◆ Task prompt
A faithful copy of the data below is required, leaving out every picture.

◆ Given data

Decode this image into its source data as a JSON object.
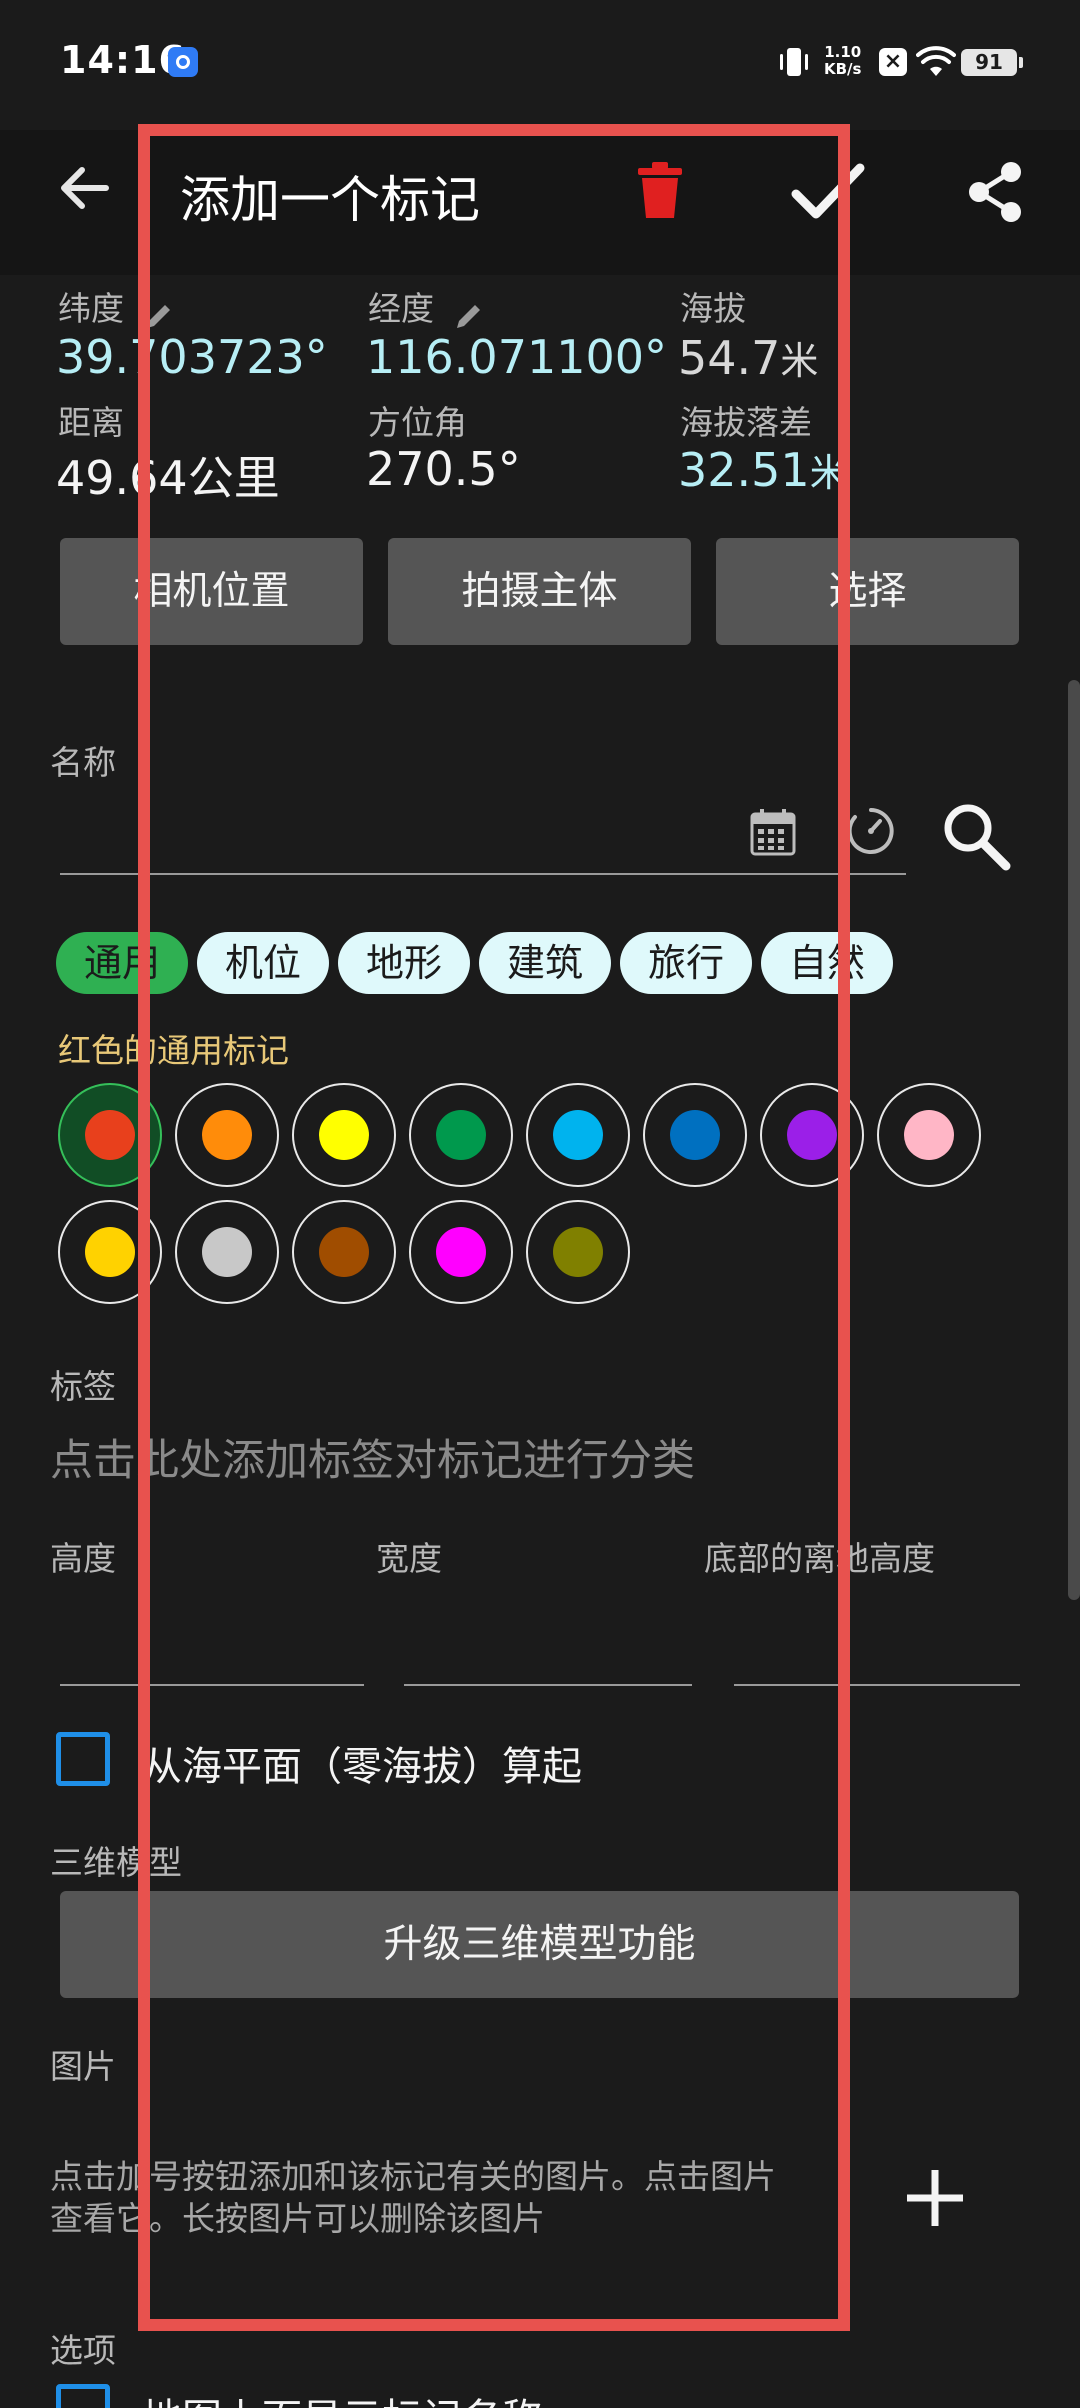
{
  "status": {
    "time": "14:16",
    "speed_line1": "1.10",
    "speed_line2": "KB/s",
    "battery": "91"
  },
  "appbar": {
    "title": "添加一个标记"
  },
  "coords": {
    "lat_label": "纬度",
    "lat_value": "39.703723°",
    "lon_label": "经度",
    "lon_value": "116.071100°",
    "alt_label": "海拔",
    "alt_value": "54.7",
    "alt_unit": "米",
    "dist_label": "距离",
    "dist_value": "49.64公里",
    "azimuth_label": "方位角",
    "azimuth_value": "270.5°",
    "altdiff_label": "海拔落差",
    "altdiff_value": "32.51",
    "altdiff_unit": "米"
  },
  "actions": {
    "camera_position": "相机位置",
    "subject": "拍摄主体",
    "select": "选择"
  },
  "name": {
    "label": "名称",
    "value": ""
  },
  "categories": [
    "通用",
    "机位",
    "地形",
    "建筑",
    "旅行",
    "自然"
  ],
  "selected_category": "通用",
  "color_caption": "红色的通用标记",
  "colors": [
    {
      "name": "red",
      "hex": "#e8401c",
      "selected": true
    },
    {
      "name": "orange",
      "hex": "#ff8c0a",
      "selected": false
    },
    {
      "name": "yellow",
      "hex": "#ffff00",
      "selected": false
    },
    {
      "name": "green",
      "hex": "#00994d",
      "selected": false
    },
    {
      "name": "sky-blue",
      "hex": "#00b3ee",
      "selected": false
    },
    {
      "name": "blue",
      "hex": "#0070c0",
      "selected": false
    },
    {
      "name": "purple",
      "hex": "#9b1fe8",
      "selected": false
    },
    {
      "name": "pink",
      "hex": "#ffb6c6",
      "selected": false
    },
    {
      "name": "gold",
      "hex": "#ffd200",
      "selected": false
    },
    {
      "name": "silver",
      "hex": "#c8c8c8",
      "selected": false
    },
    {
      "name": "brown",
      "hex": "#a04d00",
      "selected": false
    },
    {
      "name": "magenta",
      "hex": "#ff00ff",
      "selected": false
    },
    {
      "name": "olive",
      "hex": "#808000",
      "selected": false
    }
  ],
  "tags": {
    "label": "标签",
    "placeholder": "点击此处添加标签对标记进行分类"
  },
  "dimensions": {
    "height_label": "高度",
    "width_label": "宽度",
    "base_label": "底部的离地高度"
  },
  "sea_level_checkbox": "从海平面（零海拔）算起",
  "model": {
    "label": "三维模型",
    "upgrade_button": "升级三维模型功能"
  },
  "images": {
    "label": "图片",
    "hint_line1": "点击加号按钮添加和该标记有关的图片。点击图片",
    "hint_line2": "查看它。长按图片可以删除该图片"
  },
  "options": {
    "label": "选项",
    "show_name_partial": "地图上面显示标记名称"
  },
  "accent_colors": {
    "cyan_value": "#b7eef5",
    "highlight_box": "#e8524e",
    "caption_yellow": "#e8c878",
    "delete_red": "#e02020",
    "checkbox_blue": "#1f8fe8"
  }
}
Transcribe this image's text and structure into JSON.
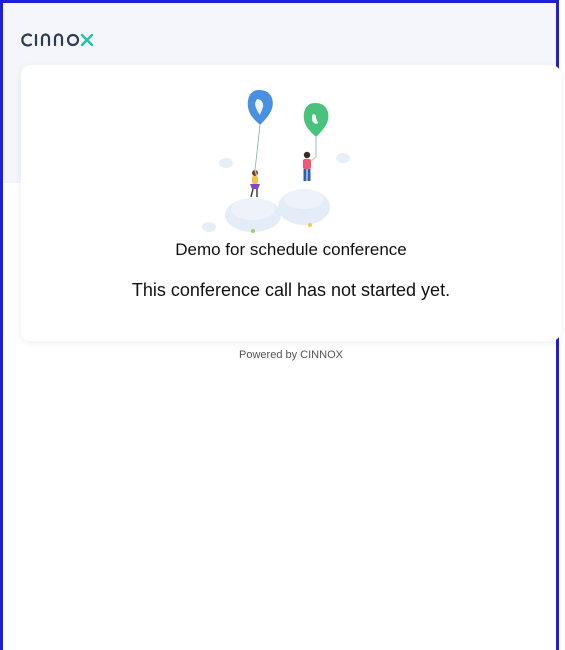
{
  "brand": {
    "logo_text": "cinnox",
    "accent": "#1fc4a6",
    "logo_color": "#2b3a55"
  },
  "event": {
    "title": "Demo for schedule conference",
    "status_message": "This conference call has not started yet."
  },
  "footer": {
    "powered_by": "Powered by CINNOX"
  },
  "illustration": {
    "icon": "balloon-people-illustration",
    "balloon_colors": [
      "#4a90e2",
      "#49c27c"
    ]
  }
}
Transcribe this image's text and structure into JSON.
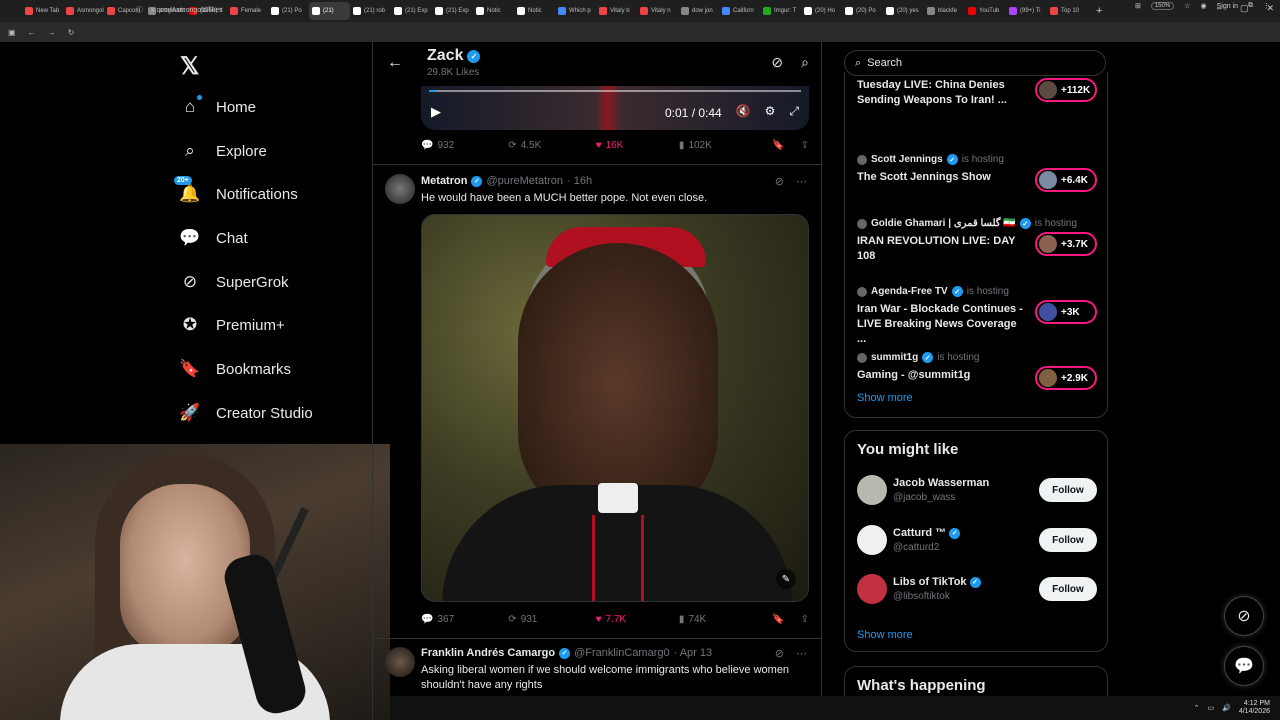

◆ Result below
Decode this image into its source data as a JSON object.
{
  "status": {
    "time": "14:16",
    "speed_line1": "1.10",
    "speed_line2": "KB/s",
    "battery": "91"
  },
  "appbar": {
    "title": "添加一个标记"
  },
  "coords": {
    "lat_label": "纬度",
    "lat_value": "39.703723°",
    "lon_label": "经度",
    "lon_value": "116.071100°",
    "alt_label": "海拔",
    "alt_value": "54.7",
    "alt_unit": "米",
    "dist_label": "距离",
    "dist_value": "49.64公里",
    "azimuth_label": "方位角",
    "azimuth_value": "270.5°",
    "altdiff_label": "海拔落差",
    "altdiff_value": "32.51",
    "altdiff_unit": "米"
  },
  "actions": {
    "camera_position": "相机位置",
    "subject": "拍摄主体",
    "select": "选择"
  },
  "name": {
    "label": "名称",
    "value": ""
  },
  "categories": [
    "通用",
    "机位",
    "地形",
    "建筑",
    "旅行",
    "自然"
  ],
  "selected_category": "通用",
  "color_caption": "红色的通用标记",
  "colors": [
    {
      "name": "red",
      "hex": "#e8401c",
      "selected": true
    },
    {
      "name": "orange",
      "hex": "#ff8c0a",
      "selected": false
    },
    {
      "name": "yellow",
      "hex": "#ffff00",
      "selected": false
    },
    {
      "name": "green",
      "hex": "#00994d",
      "selected": false
    },
    {
      "name": "sky-blue",
      "hex": "#00b3ee",
      "selected": false
    },
    {
      "name": "blue",
      "hex": "#0070c0",
      "selected": false
    },
    {
      "name": "purple",
      "hex": "#9b1fe8",
      "selected": false
    },
    {
      "name": "pink",
      "hex": "#ffb6c6",
      "selected": false
    },
    {
      "name": "gold",
      "hex": "#ffd200",
      "selected": false
    },
    {
      "name": "silver",
      "hex": "#c8c8c8",
      "selected": false
    },
    {
      "name": "brown",
      "hex": "#a04d00",
      "selected": false
    },
    {
      "name": "magenta",
      "hex": "#ff00ff",
      "selected": false
    },
    {
      "name": "olive",
      "hex": "#808000",
      "selected": false
    }
  ],
  "tags": {
    "label": "标签",
    "placeholder": "点击此处添加标签对标记进行分类"
  },
  "dimensions": {
    "height_label": "高度",
    "width_label": "宽度",
    "base_label": "底部的离地高度"
  },
  "sea_level_checkbox": "从海平面（零海拔）算起",
  "model": {
    "label": "三维模型",
    "upgrade_button": "升级三维模型功能"
  },
  "images": {
    "label": "图片",
    "hint_line1": "点击加号按钮添加和该标记有关的图片。点击图片",
    "hint_line2": "查看它。长按图片可以删除该图片"
  },
  "options": {
    "label": "选项",
    "show_name_partial": "地图上面显示标记名称"
  },
  "accent_colors": {
    "cyan_value": "#b7eef5",
    "highlight_box": "#e8524e",
    "caption_yellow": "#e8c878",
    "delete_red": "#e02020",
    "checkbox_blue": "#1f8fe8"
  }
}
Transcribe this image's text and structure into JSON.
{
  "brand": {
    "logo_text": "cinnox",
    "accent": "#1fc4a6",
    "logo_color": "#2b3a55"
  },
  "event": {
    "title": "Demo for schedule conference",
    "status_message": "This conference call has not started yet."
  },
  "footer": {
    "powered_by": "Powered by CINNOX"
  },
  "illustration": {
    "icon": "balloon-people-illustration",
    "balloon_colors": [
      "#4a90e2",
      "#49c27c"
    ]
  }
}
Transcribe this image's text and structure into JSON.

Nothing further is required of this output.